Have you ever had bizarre things happen while in negotiations?
Well, one interesting thing that happened to me was when our receptionist came to tell me I had a visitor waiting for me in the conference room, which was news to me. I later found out that they had flown all the way from across the globe on their own accord to collect their HW in person. I mean, we had gone over the HW three days prior, but that was over email and we never agreed on a meeting. They happily took a 20-kilo box with them and that was the last we ever heard from them.
Are there any other positions you would like to try?
Well, I suppose there’s not very many left for me to try. All that’s left on my wishlist now is to become Global Sales Director😊. And then, maybe, eventually CEO, but both of these positions are going to have to wait a few more years.
You could say you’re a ‘veteran’ employee now at Innovatrics. What do you like most about the company?
It’s so nice and motivating to be surrounded by such intelligent and clever people. What I like most is that Innovatrics is not part of some global conglomerate. We’re a Slovak company, and yet, we rank among the world’s top biometrics providers.
Could you ever picture yourself NOT working in IT? What would you be doing?
Well, I love specialty coffee and good food, so I definitely wouldn’t mind running my own small bistro or café. But I’ll just leave that as my plan B 😊.
You’re probably one of few women to hold a leadership position in the IT business…
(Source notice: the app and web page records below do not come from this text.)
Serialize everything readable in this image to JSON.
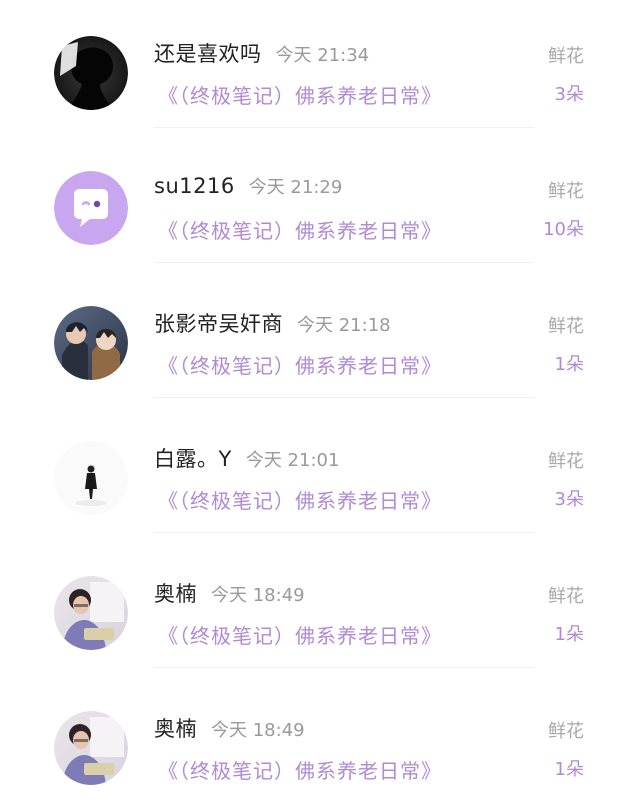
{
  "rows": [
    {
      "name": "还是喜欢吗",
      "time": "今天 21:34",
      "book": "《（终极笔记）佛系养老日常》",
      "gift_label": "鲜花",
      "gift_count": "3朵",
      "avatar": "dark-profile-avatar"
    },
    {
      "name": "su1216",
      "time": "今天 21:29",
      "book": "《（终极笔记）佛系养老日常》",
      "gift_label": "鲜花",
      "gift_count": "10朵",
      "avatar": "chat-bubble-avatar"
    },
    {
      "name": "张影帝吴奸商",
      "time": "今天 21:18",
      "book": "《（终极笔记）佛系养老日常》",
      "gift_label": "鲜花",
      "gift_count": "1朵",
      "avatar": "anime-characters-avatar"
    },
    {
      "name": "白露。Y",
      "time": "今天 21:01",
      "book": "《（终极笔记）佛系养老日常》",
      "gift_label": "鲜花",
      "gift_count": "3朵",
      "avatar": "silhouette-figure-avatar"
    },
    {
      "name": "奥楠",
      "time": "今天 18:49",
      "book": "《（终极笔记）佛系养老日常》",
      "gift_label": "鲜花",
      "gift_count": "1朵",
      "avatar": "person-photo-avatar"
    },
    {
      "name": "奥楠",
      "time": "今天 18:49",
      "book": "《（终极笔记）佛系养老日常》",
      "gift_label": "鲜花",
      "gift_count": "1朵",
      "avatar": "person-photo-avatar"
    }
  ],
  "colors": {
    "accent_purple": "#b08ad6",
    "avatar_purple": "#c9a7f0",
    "name_text": "#222222",
    "muted_text": "#9a9a9a"
  }
}
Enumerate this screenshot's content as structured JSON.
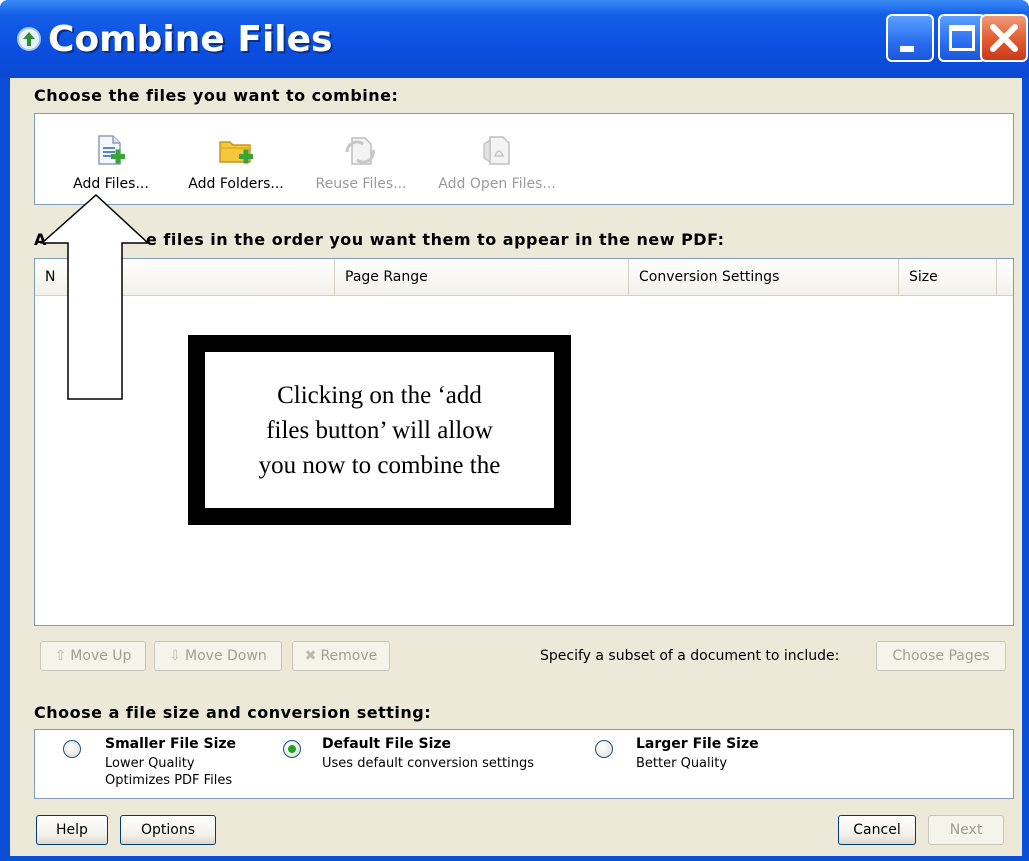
{
  "window": {
    "title": "Combine Files"
  },
  "choose_section": {
    "title": "Choose the files you want to combine:",
    "tools": [
      {
        "label": "Add Files...",
        "enabled": true,
        "icon": "add-files-icon"
      },
      {
        "label": "Add Folders...",
        "enabled": true,
        "icon": "add-folders-icon"
      },
      {
        "label": "Reuse Files...",
        "enabled": false,
        "icon": "reuse-files-icon"
      },
      {
        "label": "Add Open Files...",
        "enabled": false,
        "icon": "add-open-files-icon"
      }
    ]
  },
  "arrange_section": {
    "title_visible_start": "A",
    "title_visible_end": "e files in the order you want them to appear in the new PDF:",
    "columns": [
      "N",
      "Page Range",
      "Conversion Settings",
      "Size"
    ],
    "buttons": {
      "move_up": "Move Up",
      "move_down": "Move Down",
      "remove": "Remove",
      "choose_pages": "Choose Pages"
    },
    "subset_label": "Specify a subset of a document to include:"
  },
  "size_section": {
    "title": "Choose a file size and conversion setting:",
    "options": [
      {
        "title": "Smaller File Size",
        "line1": "Lower Quality",
        "line2": "Optimizes PDF Files",
        "selected": false
      },
      {
        "title": "Default File Size",
        "line1": "Uses default conversion settings",
        "line2": "",
        "selected": true
      },
      {
        "title": "Larger File Size",
        "line1": "Better Quality",
        "line2": "",
        "selected": false
      }
    ]
  },
  "footer": {
    "help": "Help",
    "options": "Options",
    "cancel": "Cancel",
    "next": "Next"
  },
  "annotation": {
    "lines": [
      "Clicking on the ‘add",
      "files button’ will allow",
      "you now to combine the"
    ]
  },
  "colors": {
    "titlebar": "#0a4fd6",
    "close_button": "#e25a2e",
    "dialog_background": "#ece9d8",
    "radio_selected": "#21a121"
  }
}
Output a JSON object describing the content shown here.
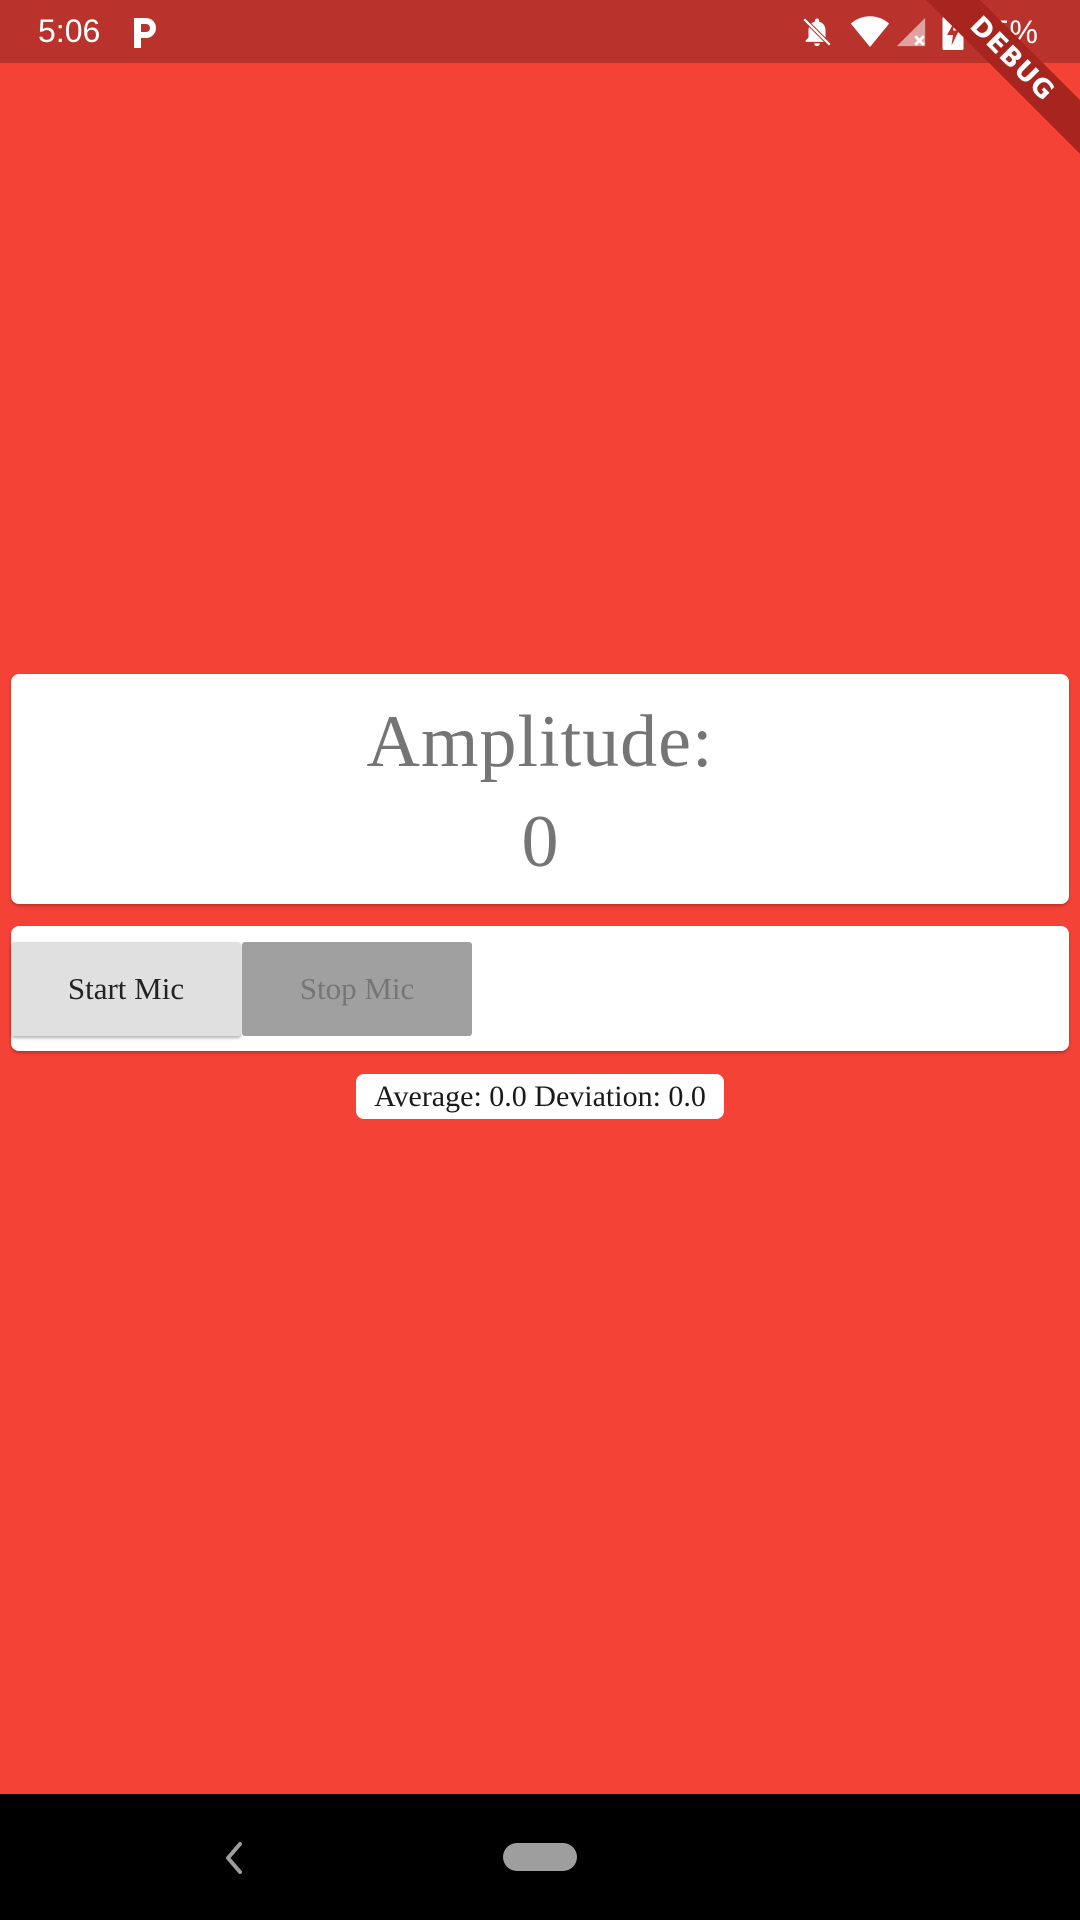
{
  "status_bar": {
    "time": "5:06",
    "battery": "95%",
    "icons": [
      "p-app-icon",
      "bell-off-icon",
      "wifi-icon",
      "signal-no-data-icon",
      "battery-charging-icon"
    ]
  },
  "debug_banner": {
    "label": "DEBUG"
  },
  "amplitude": {
    "title": "Amplitude:",
    "value": "0"
  },
  "controls": {
    "start_label": "Start Mic",
    "stop_label": "Stop Mic",
    "stop_enabled": false
  },
  "stats": {
    "text": "Average: 0.0 Deviation: 0.0"
  },
  "colors": {
    "background": "#f44336",
    "status_bar": "#b9322b",
    "card": "#ffffff",
    "start_button": "#e0e0e0",
    "stop_button_disabled": "#a0a0a0"
  },
  "nav_bar": {
    "icons": [
      "back-icon",
      "home-pill-icon"
    ]
  }
}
Technology is constantly changing and it’s definitely not for lazy people. You need to stay informed and understand the technology well. People need to believe you when you insist your product is good. That’s what keeps me motivated. But as far as my gender is concerned, there might even be two levels in IT: women vs. the industry and women vs. management positions. It’s still quite a sensitive topic these days, but I’m hesitant to label it a ‘gender issue’, especially when it comes to men not letting women into IT, which I don’t think is the case. If biases, preferences, or any personal feelings towards a particular gender get mixed into the hiring process or promotions, then you’re doing it wrong. I, myself, look for people who will fit right in and who have a special skill set to offer to the team. I don’t care about their gender, and I firmly believe that this is the right way to go about it.